Likely budget-cut losers: US cities and poor blacks. `State of Black America' paints grim picture
The week that began with the first national holiday honoring a black man is ending with a grim update on the economic and social status of black Americans. And as the first Martin Luther King Day fades into memory, black Americans may see their economic status deteriorate further in coming months because of pending federal budget cuts, according to an Urban League study.
The new State of Black America study by the 75-year-old civil rights group reports that the economic gap between blacks and whites widened in 1985 and is wider now that at any time since 1970.
``The state of black America today is deeply troubled,'' said league president John E. Jacob.
At a press conference he asserted that the 220-page report shows black America ``excluded from the economic boom, excluded from full participation in job growth, and in danger of being excluded from tomorrow's economic mainstream.''
The report comes as black Americans, one-third of whom live below the poverty line, may soon face additional reductions in their life style. The added financial pressure would result from cuts in federal spending triggered by the Gramm-Rudman balanced-budget law.
To avoid automatic budget cuts mandated by the law, President Reagan will shortly propose a fiscal 1987 budget that would cut or eliminate a variety of programs, some of which help low-income people.
Among the programs reportedly slated for elimination or reductions are general revenue sharing, the Job Corps, federal housing subsidies, and medicaid.
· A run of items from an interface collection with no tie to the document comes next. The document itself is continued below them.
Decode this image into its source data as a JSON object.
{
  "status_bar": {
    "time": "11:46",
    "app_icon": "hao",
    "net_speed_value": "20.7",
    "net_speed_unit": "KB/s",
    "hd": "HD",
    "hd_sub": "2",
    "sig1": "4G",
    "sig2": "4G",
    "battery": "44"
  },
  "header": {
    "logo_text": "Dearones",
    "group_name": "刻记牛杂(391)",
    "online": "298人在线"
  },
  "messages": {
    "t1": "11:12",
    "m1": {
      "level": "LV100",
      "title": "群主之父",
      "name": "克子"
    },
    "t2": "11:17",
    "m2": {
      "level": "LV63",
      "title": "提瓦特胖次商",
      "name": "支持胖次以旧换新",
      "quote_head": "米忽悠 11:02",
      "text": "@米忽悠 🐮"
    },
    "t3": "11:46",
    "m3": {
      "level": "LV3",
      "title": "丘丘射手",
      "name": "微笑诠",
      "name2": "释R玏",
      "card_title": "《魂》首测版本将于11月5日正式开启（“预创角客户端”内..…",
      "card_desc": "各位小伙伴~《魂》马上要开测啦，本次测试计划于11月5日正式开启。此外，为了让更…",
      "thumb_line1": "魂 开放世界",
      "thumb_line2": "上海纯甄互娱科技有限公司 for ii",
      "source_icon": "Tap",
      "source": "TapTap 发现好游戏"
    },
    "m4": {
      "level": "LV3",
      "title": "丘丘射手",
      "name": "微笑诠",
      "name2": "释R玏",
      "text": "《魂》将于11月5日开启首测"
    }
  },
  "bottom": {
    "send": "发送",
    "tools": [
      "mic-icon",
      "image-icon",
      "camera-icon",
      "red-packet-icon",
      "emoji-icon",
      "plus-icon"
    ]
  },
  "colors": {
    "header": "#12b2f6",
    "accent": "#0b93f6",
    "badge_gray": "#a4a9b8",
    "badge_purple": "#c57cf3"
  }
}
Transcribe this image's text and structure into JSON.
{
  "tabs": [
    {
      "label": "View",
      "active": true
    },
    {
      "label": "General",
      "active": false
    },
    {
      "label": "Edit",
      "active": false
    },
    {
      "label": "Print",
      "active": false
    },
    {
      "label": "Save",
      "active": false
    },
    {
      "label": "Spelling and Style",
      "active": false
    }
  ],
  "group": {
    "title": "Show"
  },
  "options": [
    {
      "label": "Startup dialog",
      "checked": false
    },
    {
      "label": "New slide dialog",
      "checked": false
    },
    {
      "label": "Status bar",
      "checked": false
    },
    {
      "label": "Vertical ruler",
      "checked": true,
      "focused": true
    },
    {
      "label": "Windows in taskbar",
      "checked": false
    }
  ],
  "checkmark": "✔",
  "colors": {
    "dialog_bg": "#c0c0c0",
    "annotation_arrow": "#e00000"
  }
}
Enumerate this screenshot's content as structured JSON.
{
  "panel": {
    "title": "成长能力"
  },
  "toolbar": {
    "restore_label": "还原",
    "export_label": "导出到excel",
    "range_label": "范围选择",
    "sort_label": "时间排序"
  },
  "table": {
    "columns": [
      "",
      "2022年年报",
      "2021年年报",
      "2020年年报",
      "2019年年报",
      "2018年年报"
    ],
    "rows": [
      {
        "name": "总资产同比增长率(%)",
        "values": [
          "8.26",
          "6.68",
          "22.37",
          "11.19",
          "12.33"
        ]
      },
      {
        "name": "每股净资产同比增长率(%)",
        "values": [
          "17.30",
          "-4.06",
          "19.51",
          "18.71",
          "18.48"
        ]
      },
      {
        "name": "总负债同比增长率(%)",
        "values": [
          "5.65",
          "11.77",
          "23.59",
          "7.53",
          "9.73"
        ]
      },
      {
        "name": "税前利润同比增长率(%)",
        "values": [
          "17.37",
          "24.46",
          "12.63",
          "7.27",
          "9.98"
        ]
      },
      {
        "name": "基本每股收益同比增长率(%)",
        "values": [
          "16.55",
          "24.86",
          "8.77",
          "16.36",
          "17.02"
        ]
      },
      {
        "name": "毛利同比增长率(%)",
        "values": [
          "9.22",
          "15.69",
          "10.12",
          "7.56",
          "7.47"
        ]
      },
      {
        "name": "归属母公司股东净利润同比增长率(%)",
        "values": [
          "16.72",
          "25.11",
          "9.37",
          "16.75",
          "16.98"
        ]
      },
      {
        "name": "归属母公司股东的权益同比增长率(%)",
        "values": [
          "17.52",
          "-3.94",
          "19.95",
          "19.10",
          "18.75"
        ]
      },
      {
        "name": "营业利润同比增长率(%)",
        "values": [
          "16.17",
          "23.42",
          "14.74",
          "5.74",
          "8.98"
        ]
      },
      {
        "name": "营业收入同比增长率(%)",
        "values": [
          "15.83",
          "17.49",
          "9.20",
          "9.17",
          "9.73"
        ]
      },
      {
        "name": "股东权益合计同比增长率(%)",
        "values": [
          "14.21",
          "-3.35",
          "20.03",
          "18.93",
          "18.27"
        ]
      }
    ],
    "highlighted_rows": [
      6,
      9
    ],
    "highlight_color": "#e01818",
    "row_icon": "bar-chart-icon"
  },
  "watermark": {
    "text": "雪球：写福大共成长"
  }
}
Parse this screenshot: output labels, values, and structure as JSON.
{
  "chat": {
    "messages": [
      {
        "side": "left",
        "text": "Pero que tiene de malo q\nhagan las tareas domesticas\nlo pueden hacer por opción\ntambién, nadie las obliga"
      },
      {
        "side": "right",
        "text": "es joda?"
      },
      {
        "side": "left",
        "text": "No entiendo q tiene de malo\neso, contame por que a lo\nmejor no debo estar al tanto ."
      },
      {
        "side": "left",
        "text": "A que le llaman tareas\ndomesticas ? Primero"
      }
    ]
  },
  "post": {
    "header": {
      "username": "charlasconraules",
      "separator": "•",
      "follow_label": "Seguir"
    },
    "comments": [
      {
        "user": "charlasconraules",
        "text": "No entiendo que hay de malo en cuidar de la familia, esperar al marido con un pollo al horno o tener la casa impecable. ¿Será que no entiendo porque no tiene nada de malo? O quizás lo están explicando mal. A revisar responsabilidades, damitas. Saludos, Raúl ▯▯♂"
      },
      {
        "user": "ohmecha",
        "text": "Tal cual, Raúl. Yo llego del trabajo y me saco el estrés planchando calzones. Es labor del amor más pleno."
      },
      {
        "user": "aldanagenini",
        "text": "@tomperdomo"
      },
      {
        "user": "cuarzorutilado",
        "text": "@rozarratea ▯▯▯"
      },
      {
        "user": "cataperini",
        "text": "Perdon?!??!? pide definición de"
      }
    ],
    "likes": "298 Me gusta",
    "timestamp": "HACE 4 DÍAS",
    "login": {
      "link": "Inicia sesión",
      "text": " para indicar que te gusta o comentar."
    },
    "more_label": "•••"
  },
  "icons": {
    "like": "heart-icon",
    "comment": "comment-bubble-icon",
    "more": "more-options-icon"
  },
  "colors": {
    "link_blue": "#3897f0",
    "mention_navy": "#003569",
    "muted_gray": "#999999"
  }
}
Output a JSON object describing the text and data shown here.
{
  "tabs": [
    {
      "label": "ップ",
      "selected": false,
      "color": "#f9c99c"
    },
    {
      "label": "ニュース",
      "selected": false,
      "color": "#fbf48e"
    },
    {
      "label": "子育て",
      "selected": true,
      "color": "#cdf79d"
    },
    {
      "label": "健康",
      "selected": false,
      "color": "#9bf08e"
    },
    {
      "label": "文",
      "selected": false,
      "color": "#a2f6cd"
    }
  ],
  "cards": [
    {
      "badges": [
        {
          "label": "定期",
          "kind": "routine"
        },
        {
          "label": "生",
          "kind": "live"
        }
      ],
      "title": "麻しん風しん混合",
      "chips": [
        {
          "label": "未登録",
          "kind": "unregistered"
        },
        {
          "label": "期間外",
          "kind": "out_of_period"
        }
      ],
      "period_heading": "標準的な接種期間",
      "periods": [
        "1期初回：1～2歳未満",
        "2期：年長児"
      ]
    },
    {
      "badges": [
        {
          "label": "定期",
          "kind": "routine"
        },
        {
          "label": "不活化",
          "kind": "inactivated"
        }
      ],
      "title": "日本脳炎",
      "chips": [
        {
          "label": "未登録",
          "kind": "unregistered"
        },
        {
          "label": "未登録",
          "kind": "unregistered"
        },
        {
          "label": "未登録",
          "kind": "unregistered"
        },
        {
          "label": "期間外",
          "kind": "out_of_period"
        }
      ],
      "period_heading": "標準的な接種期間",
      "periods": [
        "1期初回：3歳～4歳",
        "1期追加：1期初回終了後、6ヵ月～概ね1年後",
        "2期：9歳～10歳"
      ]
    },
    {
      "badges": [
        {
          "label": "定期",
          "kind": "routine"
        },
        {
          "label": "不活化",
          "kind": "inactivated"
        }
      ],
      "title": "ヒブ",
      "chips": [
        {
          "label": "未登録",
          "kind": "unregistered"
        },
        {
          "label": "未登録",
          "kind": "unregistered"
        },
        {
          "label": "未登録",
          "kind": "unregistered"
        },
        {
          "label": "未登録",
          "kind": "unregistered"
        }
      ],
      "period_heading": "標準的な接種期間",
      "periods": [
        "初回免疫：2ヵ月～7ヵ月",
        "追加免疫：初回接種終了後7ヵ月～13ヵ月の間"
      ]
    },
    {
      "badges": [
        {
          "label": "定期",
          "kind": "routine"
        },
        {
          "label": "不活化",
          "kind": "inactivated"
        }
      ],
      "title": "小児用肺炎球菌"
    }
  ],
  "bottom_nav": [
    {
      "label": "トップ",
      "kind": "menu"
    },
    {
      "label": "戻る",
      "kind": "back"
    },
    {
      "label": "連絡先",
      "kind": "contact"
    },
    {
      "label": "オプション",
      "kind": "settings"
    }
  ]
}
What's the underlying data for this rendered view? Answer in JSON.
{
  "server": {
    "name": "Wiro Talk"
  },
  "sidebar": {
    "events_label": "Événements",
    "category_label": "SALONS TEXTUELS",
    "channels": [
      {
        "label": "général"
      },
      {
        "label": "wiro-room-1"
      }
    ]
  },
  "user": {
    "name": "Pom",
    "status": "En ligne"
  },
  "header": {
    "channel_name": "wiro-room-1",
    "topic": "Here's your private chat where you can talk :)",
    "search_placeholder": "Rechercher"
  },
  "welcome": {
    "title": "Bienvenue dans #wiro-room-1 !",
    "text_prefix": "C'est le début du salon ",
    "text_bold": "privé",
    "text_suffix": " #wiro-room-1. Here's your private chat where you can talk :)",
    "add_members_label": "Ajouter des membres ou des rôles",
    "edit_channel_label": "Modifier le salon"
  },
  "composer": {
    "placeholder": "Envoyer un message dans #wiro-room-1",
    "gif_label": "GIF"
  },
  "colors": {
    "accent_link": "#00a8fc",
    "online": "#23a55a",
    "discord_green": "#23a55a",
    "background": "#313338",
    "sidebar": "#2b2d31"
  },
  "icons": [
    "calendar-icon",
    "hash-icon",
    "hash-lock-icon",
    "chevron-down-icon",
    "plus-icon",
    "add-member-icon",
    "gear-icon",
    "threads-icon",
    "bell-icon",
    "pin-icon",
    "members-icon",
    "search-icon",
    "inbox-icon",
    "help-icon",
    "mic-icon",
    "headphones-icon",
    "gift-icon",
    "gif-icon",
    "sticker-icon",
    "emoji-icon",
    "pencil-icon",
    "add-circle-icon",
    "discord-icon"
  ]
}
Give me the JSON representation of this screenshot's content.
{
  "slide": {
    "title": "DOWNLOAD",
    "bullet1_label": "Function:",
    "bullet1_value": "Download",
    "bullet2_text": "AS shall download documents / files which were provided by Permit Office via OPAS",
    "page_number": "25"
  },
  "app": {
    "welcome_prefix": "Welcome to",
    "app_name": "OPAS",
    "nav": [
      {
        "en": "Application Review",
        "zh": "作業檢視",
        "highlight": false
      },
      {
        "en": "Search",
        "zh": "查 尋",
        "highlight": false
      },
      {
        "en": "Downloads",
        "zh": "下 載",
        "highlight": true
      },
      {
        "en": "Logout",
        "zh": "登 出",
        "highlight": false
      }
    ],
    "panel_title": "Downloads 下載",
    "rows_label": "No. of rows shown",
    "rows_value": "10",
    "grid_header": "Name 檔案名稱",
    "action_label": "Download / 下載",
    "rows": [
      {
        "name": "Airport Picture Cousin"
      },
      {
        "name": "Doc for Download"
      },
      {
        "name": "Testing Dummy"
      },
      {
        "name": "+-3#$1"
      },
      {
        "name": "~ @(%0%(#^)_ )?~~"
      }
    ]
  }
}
The black population is disproportionately represented among the group that benefits from programs not exempted from the Gramm-Rudman budget knife. As a result, the budget-trimming process ``is going to put pressure on the parts of the budget blacks get benefit from,'' said Dr. Glenn C. Loury, a professor of public policy at Harvard University.
Even before the President's proposed budget cuts are sent to Congress, many blacks are unhappy with President Reagan. According to an ABC News/Washington Post poll, almost 2 out of 3 blacks disapprove of Mr. Reagan's handling of his job, half say his policies have held blacks back, and 56 percent say they think of Reagan as a racist. Some 1,022 black Americans were contacted for the poll, which was conducted Jan. 7-14. A December New York Times poll, which contacted only about 110 blacks, had reported a 56 percent approval rating for the President among blacks. A December ABC/Washington Post poll found a 36 percent black approval rating for the President.
In his weekly radio address Jan. 18, Reagan said black Americans had ``done better than ever before'' under his administration. He argued for a colorblind society and repeated his opposition to mandatory numerical hiring quotas for companies with government contracts.
The administration is currently split over a proposed rewrite of a 20-year-old executive order that requires affirmative-action hiring by government contractors.
Attorney General Edwin Meese III and Justice Department civil rights chief William Bradford Reynolds favor the elimination of minority hiring goals and timetables. They contend that such goals degenerate into quotas that discriminate against nonminorities.
Labor Secretary William E. Brock III argues that goals and timetables do not necessarily break down into rigid quotas and are sometimes helpful in correcting past discrimination.
At a press conference Jan. 15, Mr. Meese said the dispute would ``be resolved sometime in the near future.''
Urban League president Jacob argued against changing the order, saying, ``When black citizens enjoy parity in our society, affirmative action will no longer be necessary. Until then it must be preserved.''
Economic statistics show blacks are far from enjoying economic parity. One measure of economic inequality is the relationship between income for black and white families. In 1984, the latest year for which figures are available, the median black family had about 56 cents to spend for every dollar white families had to spend. That was 2 cents less per dollar than blacks had in 1980 and almost 6 cents less than blacks had in 1970.
The median income for black families in 1984 was $15,432, up $800 from the depths of the recession in 1982. But after adjusting for inflation, income for black families in 1984 was almost $1,500 less than it was in 1970, according to David Swinton, director of Clark College's Center for Studies in Public Policy.